By the way, wanting to look good in your underwear does not make you a callow monster. I don’t know any humans who don’t want to feel good about their appearance. 

Let’s swing back to intrinsic motivation
Deci and Ryan ultimately developed a framework called Self-Determination Theory to discuss motivation in clear terms. They describe a self-determined person as someone who:

  1. Believes they are in control of their own life
  2. Takes responsibility for their own behaviour—owning successes and failures
  3. Is self-motivated instead of driven by outside forces or standards
  4. Determines their actions based on their own internal values and goals

Those last two points are key for our understanding of intrinsically-motivated health behaviours. They have to tune into our deepest values. This is where the rubber meets the road. It’s what differentiates the nice-to have from the must-have.

Intrinsic motivation may not always rev as high as other forms but it is reliable. Intrinsic motivation is like geothermal energy. It’s always there. Winter or summer. Night or day. Regardless of your professional or personal status. The only real challenge is to tap it.

Let’s bring it back to clarity
What is deeply important to you when it comes to health and fitness?

Some deeper whys that people have shared with me over the years:

  • “My father really began to decline mentally when he could no longer walk. I want to stay physically capable for as long as I can.”
  • “I feel most at peace when I am in nature. It’s important that I can hike and climb and explore.”
  • “I need to be able to keep up with my kids… And to set an example for them.”

My big why
2020 exerted a forcing function for me to take stock of my mental health. I did a lot of personal work. And part of that work was rediscovering why I found my way into this industry in the first place. I mean… There had better be a bloody good reason. And there is. The first domino in this whole chain was my realization of the importance of daily movement to my mental wellbeing. That’s my why. Embracing that has been a lifesaver.

One final piece of motivation
Motivation can be bolstered by progress. It’s nice to know that you’re on the right track… That your daily actions are taking you somewhere. But if aesthetic or performance goals are limited, what else can we look? To our minds. 

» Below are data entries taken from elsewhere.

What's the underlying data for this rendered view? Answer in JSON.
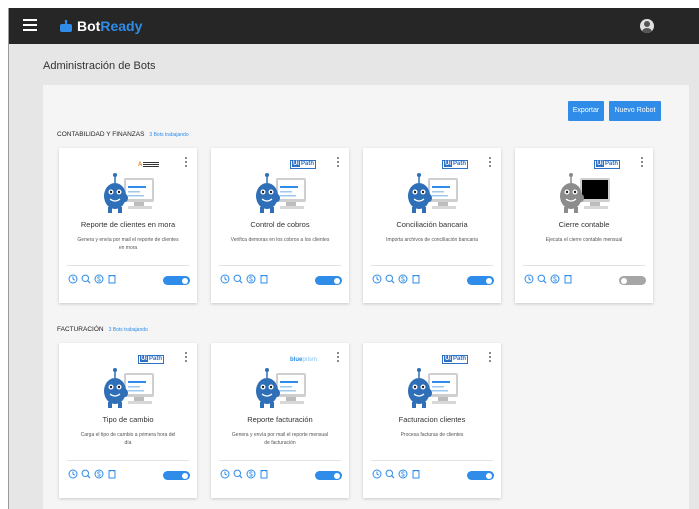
{
  "app": {
    "brand_bot": "Bot",
    "brand_ready": "Ready"
  },
  "page_title": "Administración de Bots",
  "toolbar": {
    "export_label": "Exportar",
    "new_robot_label": "Nuevo Robot"
  },
  "sections": [
    {
      "title": "CONTABILIDAD Y FINANZAS",
      "subtitle": "3 Bots trabajando",
      "cards": [
        {
          "name": "Reporte de clientes en mora",
          "desc_line1": "Genera y envía por mail el reporte de clientes",
          "desc_line2": "en mora",
          "platform": "automation-anywhere",
          "badge_text": "A",
          "active": true
        },
        {
          "name": "Control de cobros",
          "desc_line1": "Verifica demoras en los cobros a los clientes",
          "desc_line2": "",
          "platform": "uipath",
          "badge_ui": "Ui",
          "badge_path": "Path",
          "active": true
        },
        {
          "name": "Conciliación bancaria",
          "desc_line1": "Importa archivos de conciliación bancaria",
          "desc_line2": "",
          "platform": "uipath",
          "badge_ui": "Ui",
          "badge_path": "Path",
          "active": true
        },
        {
          "name": "Cierre contable",
          "desc_line1": "Ejecuta el cierre contable mensual",
          "desc_line2": "",
          "platform": "uipath",
          "badge_ui": "Ui",
          "badge_path": "Path",
          "active": false
        }
      ]
    },
    {
      "title": "FACTURACIÓN",
      "subtitle": "3 Bots trabajando",
      "cards": [
        {
          "name": "Tipo de cambio",
          "desc_line1": "Carga el tipo de cambio a primera hora del",
          "desc_line2": "día",
          "platform": "uipath",
          "badge_ui": "Ui",
          "badge_path": "Path",
          "active": true
        },
        {
          "name": "Reporte facturación",
          "desc_line1": "Genera y envía por mail el reporte mensual",
          "desc_line2": "de facturación",
          "platform": "blueprism",
          "badge_blue": "blue",
          "badge_prism": "prism",
          "active": true
        },
        {
          "name": "Facturacion clientes",
          "desc_line1": "Procesa facturas de clientes",
          "desc_line2": "",
          "platform": "uipath",
          "badge_ui": "Ui",
          "badge_path": "Path",
          "active": true
        }
      ]
    }
  ],
  "icons": [
    "menu-icon",
    "bot-logo-icon",
    "user-avatar-icon",
    "kebab-menu-icon",
    "clock-icon",
    "search-icon",
    "dollar-icon",
    "document-icon"
  ],
  "colors": {
    "topbar": "#262626",
    "accent": "#2f8ce8",
    "background": "#e6e6e6",
    "panel": "#f5f5f5",
    "toggle_off": "#a6a6a6",
    "robot_active": "#2f6fb7",
    "robot_inactive": "#8c8c8c"
  }
}
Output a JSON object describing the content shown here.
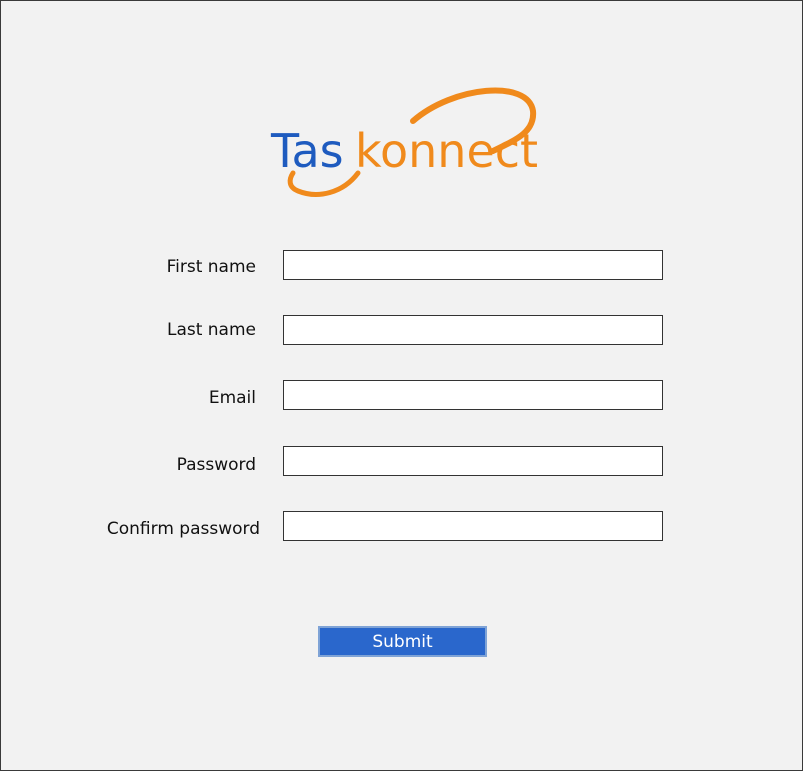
{
  "brand": {
    "name_part1": "Tas",
    "name_part2": "konnect",
    "primary_color": "#1e5bbf",
    "accent_color": "#f08a1c"
  },
  "form": {
    "fields": [
      {
        "label": "First name",
        "value": "",
        "placeholder": ""
      },
      {
        "label": "Last name",
        "value": "",
        "placeholder": ""
      },
      {
        "label": "Email",
        "value": "",
        "placeholder": ""
      },
      {
        "label": "Password",
        "value": "",
        "placeholder": ""
      },
      {
        "label": "Confirm password",
        "value": "",
        "placeholder": ""
      }
    ],
    "submit_label": "Submit",
    "submit_color": "#2a67cc"
  }
}
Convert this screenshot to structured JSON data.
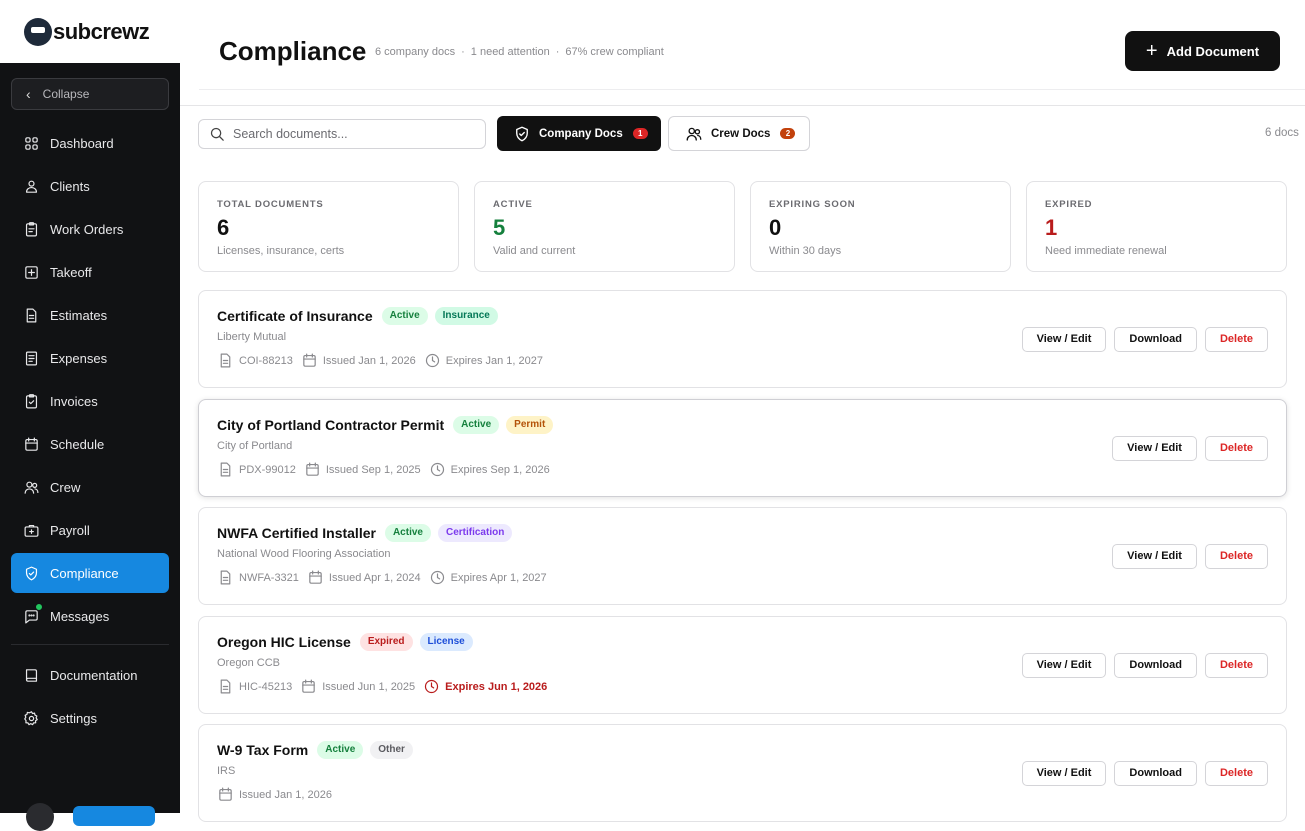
{
  "brand": {
    "logo_text": "subcrewz"
  },
  "sidebar": {
    "collapse_label": "Collapse",
    "items": [
      {
        "label": "Dashboard",
        "icon": "grid-icon"
      },
      {
        "label": "Clients",
        "icon": "users-icon"
      },
      {
        "label": "Work Orders",
        "icon": "clipboard-icon"
      },
      {
        "label": "Takeoff",
        "icon": "plus-square-icon"
      },
      {
        "label": "Estimates",
        "icon": "file-icon"
      },
      {
        "label": "Expenses",
        "icon": "receipt-icon"
      },
      {
        "label": "Invoices",
        "icon": "clipboard-check-icon"
      },
      {
        "label": "Schedule",
        "icon": "calendar-icon"
      },
      {
        "label": "Crew",
        "icon": "crew-icon"
      },
      {
        "label": "Payroll",
        "icon": "briefcase-plus-icon"
      },
      {
        "label": "Compliance",
        "icon": "shield-check-icon",
        "active": true
      },
      {
        "label": "Messages",
        "icon": "message-icon"
      }
    ],
    "footer_items": [
      {
        "label": "Documentation",
        "icon": "book-icon"
      },
      {
        "label": "Settings",
        "icon": "gear-icon"
      }
    ]
  },
  "header": {
    "title": "Compliance",
    "meta": [
      "6 company docs",
      "·",
      "1 need attention",
      "·",
      "67% crew compliant"
    ],
    "add_button": "Add Document"
  },
  "toolbar": {
    "search_placeholder": "Search documents...",
    "tabs": [
      {
        "label": "Company Docs",
        "badge": "1",
        "icon": "shield-check-icon"
      },
      {
        "label": "Crew Docs",
        "badge": "2",
        "icon": "crew-icon"
      }
    ],
    "doc_count": "6 docs"
  },
  "stats": [
    {
      "label": "TOTAL DOCUMENTS",
      "value": "6",
      "sub": "Licenses, insurance, certs",
      "color": "#111111"
    },
    {
      "label": "ACTIVE",
      "value": "5",
      "sub": "Valid and current",
      "color": "#15803d"
    },
    {
      "label": "EXPIRING SOON",
      "value": "0",
      "sub": "Within 30 days",
      "color": "#111111"
    },
    {
      "label": "EXPIRED",
      "value": "1",
      "sub": "Need immediate renewal",
      "color": "#b91c1c"
    }
  ],
  "documents": [
    {
      "title": "Certificate of Insurance",
      "status": "Active",
      "category": "Insurance",
      "issuer": "Liberty Mutual",
      "number": "COI-88213",
      "issued": "Issued Jan 1, 2026",
      "expires": "Expires Jan 1, 2027",
      "expired": false,
      "actions": [
        "View / Edit",
        "Download",
        "Delete"
      ]
    },
    {
      "title": "City of Portland Contractor Permit",
      "status": "Active",
      "category": "Permit",
      "issuer": "City of Portland",
      "number": "PDX-99012",
      "issued": "Issued Sep 1, 2025",
      "expires": "Expires Sep 1, 2026",
      "expired": false,
      "actions": [
        "View / Edit",
        "Delete"
      ]
    },
    {
      "title": "NWFA Certified Installer",
      "status": "Active",
      "category": "Certification",
      "issuer": "National Wood Flooring Association",
      "number": "NWFA-3321",
      "issued": "Issued Apr 1, 2024",
      "expires": "Expires Apr 1, 2027",
      "expired": false,
      "actions": [
        "View / Edit",
        "Delete"
      ]
    },
    {
      "title": "Oregon HIC License",
      "status": "Expired",
      "category": "License",
      "issuer": "Oregon CCB",
      "number": "HIC-45213",
      "issued": "Issued Jun 1, 2025",
      "expires": "Expires Jun 1, 2026",
      "expired": true,
      "actions": [
        "View / Edit",
        "Download",
        "Delete"
      ]
    },
    {
      "title": "W-9 Tax Form",
      "status": "Active",
      "category": "Other",
      "issuer": "IRS",
      "number": "",
      "issued": "Issued Jan 1, 2026",
      "expires": "",
      "expired": false,
      "actions": [
        "View / Edit",
        "Download",
        "Delete"
      ]
    }
  ]
}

Our why for 2021—and probably forever
Bringing your best self forward every single day requires some extra work. So, instead of waiting for better circumstances, we’re focusing on exercise and movement-based frameworks to improve focus and elevate mood. Your booty gains have not been forgotten but your brain gains are at the top of the hierarchy. This has been integrated into our approach for years but we’ve never explicitly built a framework around it. I think that people are finally ready. 

If you are currently training with us—sign up!
We’ll be opening up a beta-testing group on exercise for cognitive and emotional health this month first. Want in, you early adopter!? Just let us know.

If you want in when we release this publicly:
Email me at geoff to the izat to the bangfitness.com

Wishing you much happiness in 2021
Happy New Year. From all of us at Bang!